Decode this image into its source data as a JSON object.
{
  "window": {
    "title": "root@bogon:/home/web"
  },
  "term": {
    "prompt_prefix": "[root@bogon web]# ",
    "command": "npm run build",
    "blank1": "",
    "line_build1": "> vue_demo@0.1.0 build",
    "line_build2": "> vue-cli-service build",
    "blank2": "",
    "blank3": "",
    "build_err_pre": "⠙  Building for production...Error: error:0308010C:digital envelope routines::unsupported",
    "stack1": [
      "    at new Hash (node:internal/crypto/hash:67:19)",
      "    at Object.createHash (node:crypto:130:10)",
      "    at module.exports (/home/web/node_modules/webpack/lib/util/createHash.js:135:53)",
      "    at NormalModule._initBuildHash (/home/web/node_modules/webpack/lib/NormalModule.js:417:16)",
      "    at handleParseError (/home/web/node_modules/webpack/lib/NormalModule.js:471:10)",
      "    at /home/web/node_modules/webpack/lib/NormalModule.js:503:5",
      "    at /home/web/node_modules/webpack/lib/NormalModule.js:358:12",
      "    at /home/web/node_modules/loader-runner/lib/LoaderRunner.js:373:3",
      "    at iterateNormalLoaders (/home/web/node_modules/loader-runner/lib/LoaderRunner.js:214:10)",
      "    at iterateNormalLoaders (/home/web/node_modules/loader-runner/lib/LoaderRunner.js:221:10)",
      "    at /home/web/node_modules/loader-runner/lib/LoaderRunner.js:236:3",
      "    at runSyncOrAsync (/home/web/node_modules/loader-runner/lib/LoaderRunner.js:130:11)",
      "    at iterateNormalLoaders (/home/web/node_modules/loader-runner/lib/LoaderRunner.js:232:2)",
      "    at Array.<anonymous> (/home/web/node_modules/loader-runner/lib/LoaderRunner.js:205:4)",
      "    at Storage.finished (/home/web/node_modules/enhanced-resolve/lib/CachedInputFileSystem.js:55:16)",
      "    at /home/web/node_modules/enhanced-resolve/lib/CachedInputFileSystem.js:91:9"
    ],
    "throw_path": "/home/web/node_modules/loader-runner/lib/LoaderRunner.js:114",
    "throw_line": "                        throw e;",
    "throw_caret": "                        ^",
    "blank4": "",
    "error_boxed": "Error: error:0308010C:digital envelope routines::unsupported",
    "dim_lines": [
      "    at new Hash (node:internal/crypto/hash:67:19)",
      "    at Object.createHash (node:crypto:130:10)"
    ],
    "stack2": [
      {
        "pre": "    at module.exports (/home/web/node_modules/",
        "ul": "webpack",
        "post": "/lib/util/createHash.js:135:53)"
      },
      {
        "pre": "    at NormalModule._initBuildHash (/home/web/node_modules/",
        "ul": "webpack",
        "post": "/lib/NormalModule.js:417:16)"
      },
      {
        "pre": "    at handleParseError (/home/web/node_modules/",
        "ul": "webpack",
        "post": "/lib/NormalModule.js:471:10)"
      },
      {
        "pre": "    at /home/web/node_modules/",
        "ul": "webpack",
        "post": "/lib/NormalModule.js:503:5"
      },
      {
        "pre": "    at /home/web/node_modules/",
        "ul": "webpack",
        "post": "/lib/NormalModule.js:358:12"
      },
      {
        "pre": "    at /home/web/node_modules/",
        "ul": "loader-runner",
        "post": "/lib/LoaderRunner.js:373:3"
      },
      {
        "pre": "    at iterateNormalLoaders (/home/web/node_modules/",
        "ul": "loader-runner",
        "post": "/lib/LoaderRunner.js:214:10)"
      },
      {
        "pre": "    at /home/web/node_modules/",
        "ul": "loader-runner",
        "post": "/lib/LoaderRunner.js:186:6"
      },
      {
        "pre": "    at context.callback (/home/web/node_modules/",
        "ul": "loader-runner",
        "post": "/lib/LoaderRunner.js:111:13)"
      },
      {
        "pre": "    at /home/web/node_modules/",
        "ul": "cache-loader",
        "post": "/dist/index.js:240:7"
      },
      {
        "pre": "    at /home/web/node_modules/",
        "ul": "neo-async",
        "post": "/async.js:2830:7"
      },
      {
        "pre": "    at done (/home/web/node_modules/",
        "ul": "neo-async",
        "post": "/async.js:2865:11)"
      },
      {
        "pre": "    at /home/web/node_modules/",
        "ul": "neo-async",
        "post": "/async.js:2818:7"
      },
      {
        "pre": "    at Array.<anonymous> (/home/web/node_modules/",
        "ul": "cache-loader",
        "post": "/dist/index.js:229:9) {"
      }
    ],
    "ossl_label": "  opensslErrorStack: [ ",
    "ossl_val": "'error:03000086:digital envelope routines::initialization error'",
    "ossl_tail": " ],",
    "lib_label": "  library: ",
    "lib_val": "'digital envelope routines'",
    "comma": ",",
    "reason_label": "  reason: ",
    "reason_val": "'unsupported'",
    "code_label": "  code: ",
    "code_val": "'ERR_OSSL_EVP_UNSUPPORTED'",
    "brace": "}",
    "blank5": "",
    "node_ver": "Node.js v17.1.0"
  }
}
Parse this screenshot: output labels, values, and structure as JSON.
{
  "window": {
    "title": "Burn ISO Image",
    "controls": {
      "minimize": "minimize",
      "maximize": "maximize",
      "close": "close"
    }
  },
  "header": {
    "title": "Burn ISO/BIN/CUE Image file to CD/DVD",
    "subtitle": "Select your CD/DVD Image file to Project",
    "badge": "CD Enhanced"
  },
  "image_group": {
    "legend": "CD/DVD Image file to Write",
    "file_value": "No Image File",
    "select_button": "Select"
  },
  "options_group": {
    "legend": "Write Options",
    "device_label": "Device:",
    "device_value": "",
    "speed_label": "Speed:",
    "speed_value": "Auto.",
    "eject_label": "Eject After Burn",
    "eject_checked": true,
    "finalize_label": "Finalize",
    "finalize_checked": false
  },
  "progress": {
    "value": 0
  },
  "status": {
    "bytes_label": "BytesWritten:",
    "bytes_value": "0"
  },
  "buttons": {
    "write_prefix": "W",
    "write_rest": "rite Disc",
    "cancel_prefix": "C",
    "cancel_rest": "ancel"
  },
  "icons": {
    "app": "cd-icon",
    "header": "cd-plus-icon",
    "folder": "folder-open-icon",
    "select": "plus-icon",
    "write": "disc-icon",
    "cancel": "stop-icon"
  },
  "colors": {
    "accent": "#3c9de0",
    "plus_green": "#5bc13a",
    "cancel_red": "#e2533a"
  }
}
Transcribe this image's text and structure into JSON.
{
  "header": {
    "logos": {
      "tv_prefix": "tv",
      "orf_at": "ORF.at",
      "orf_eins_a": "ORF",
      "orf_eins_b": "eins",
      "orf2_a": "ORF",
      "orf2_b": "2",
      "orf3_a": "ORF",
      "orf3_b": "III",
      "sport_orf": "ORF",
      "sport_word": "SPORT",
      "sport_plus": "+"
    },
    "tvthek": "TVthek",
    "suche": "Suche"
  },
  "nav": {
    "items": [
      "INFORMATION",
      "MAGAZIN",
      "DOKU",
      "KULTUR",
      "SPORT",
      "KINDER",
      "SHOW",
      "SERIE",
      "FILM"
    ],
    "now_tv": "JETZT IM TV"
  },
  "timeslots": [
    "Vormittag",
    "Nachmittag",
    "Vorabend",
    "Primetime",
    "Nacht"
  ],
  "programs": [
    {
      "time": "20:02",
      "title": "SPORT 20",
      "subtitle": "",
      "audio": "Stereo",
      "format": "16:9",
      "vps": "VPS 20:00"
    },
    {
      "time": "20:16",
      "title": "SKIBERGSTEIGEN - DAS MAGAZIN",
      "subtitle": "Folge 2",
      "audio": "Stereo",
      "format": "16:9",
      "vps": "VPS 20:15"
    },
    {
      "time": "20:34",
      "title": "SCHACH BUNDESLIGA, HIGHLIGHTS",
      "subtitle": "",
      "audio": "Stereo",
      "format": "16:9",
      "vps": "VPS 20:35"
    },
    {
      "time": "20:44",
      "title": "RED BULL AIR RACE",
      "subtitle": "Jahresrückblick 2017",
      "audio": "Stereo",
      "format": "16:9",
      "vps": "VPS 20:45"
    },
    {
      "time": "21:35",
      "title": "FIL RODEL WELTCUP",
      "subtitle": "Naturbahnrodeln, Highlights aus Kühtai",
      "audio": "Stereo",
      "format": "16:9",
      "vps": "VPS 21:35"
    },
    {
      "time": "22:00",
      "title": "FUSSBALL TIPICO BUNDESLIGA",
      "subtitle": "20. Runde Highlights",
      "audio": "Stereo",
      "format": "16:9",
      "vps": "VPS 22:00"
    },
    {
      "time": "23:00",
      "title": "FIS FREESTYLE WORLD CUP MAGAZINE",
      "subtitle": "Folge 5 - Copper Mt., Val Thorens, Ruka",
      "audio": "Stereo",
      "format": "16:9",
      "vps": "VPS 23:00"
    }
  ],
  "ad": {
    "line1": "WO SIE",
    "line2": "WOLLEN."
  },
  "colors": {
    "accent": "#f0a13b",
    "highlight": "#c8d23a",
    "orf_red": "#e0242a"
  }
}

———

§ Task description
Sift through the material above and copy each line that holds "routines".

§ Your solution
    "build_err_pre": "⠙  Building for production...Error: error:0308010C:digital envelope routines::unsupported",
    "error_boxed": "Error: error:0308010C:digital envelope routines::unsupported",
    "ossl_val": "'error:03000086:digital envelope routines::initialization error'",
    "lib_val": "'digital envelope routines'",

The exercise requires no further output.